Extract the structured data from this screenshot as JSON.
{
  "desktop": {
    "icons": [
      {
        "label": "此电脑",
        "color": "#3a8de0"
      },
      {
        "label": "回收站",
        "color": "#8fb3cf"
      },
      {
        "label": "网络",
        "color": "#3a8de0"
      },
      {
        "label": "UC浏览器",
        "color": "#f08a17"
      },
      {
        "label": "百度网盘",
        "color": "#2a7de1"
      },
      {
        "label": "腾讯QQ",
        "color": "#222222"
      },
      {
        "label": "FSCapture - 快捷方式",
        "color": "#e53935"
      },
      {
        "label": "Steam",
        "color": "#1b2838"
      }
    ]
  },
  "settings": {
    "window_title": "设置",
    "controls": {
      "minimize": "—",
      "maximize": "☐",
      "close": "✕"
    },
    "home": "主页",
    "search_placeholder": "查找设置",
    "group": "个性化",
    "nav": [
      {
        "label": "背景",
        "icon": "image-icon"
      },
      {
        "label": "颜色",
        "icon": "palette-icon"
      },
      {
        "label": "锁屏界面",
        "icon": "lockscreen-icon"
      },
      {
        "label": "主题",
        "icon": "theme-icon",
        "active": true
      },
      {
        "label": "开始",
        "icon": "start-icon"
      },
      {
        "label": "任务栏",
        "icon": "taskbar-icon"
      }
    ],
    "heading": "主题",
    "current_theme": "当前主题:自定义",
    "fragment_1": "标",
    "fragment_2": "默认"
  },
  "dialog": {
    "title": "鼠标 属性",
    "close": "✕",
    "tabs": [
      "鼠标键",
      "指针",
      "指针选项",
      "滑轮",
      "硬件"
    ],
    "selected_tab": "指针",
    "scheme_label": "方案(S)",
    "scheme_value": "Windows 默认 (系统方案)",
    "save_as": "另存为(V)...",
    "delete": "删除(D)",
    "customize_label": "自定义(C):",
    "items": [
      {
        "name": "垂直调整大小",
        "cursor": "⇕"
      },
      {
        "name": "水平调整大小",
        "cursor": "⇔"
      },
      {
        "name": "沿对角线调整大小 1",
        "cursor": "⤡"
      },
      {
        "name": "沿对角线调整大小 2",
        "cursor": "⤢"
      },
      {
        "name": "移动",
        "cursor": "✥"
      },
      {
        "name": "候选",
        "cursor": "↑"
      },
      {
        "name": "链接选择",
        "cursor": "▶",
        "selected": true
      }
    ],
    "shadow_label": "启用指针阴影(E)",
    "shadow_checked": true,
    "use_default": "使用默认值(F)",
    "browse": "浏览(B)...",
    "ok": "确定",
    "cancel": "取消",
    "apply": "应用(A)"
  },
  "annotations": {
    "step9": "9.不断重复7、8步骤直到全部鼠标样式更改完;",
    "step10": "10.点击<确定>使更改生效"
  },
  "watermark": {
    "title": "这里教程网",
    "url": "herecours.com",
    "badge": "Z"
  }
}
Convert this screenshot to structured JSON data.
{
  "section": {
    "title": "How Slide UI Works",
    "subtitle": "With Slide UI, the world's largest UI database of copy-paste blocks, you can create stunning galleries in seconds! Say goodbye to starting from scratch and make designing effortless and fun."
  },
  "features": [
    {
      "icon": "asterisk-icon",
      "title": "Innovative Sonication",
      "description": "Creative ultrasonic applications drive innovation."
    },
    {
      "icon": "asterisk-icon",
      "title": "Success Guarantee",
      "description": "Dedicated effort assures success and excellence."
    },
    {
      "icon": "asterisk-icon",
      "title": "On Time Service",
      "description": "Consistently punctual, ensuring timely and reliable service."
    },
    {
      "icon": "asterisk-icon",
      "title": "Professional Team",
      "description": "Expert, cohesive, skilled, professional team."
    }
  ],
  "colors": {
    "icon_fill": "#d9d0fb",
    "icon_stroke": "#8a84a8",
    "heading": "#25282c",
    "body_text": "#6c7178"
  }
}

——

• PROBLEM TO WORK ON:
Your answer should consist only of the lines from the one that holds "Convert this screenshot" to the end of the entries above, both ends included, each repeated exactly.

• ANSWER SECTION:
Convert this screenshot to structured JSON data.
{
  "section": {
    "title": "How Slide UI Works",
    "subtitle": "With Slide UI, the world's largest UI database of copy-paste blocks, you can create stunning galleries in seconds! Say goodbye to starting from scratch and make designing effortless and fun."
  },
  "features": [
    {
      "icon": "asterisk-icon",
      "title": "Innovative Sonication",
      "description": "Creative ultrasonic applications drive innovation."
    },
    {
      "icon": "asterisk-icon",
      "title": "Success Guarantee",
      "description": "Dedicated effort assures success and excellence."
    },
    {
      "icon": "asterisk-icon",
      "title": "On Time Service",
      "description": "Consistently punctual, ensuring timely and reliable service."
    },
    {
      "icon": "asterisk-icon",
      "title": "Professional Team",
      "description": "Expert, cohesive, skilled, professional team."
    }
  ],
  "colors": {
    "icon_fill": "#d9d0fb",
    "icon_stroke": "#8a84a8",
    "heading": "#25282c",
    "body_text": "#6c7178"
  }
}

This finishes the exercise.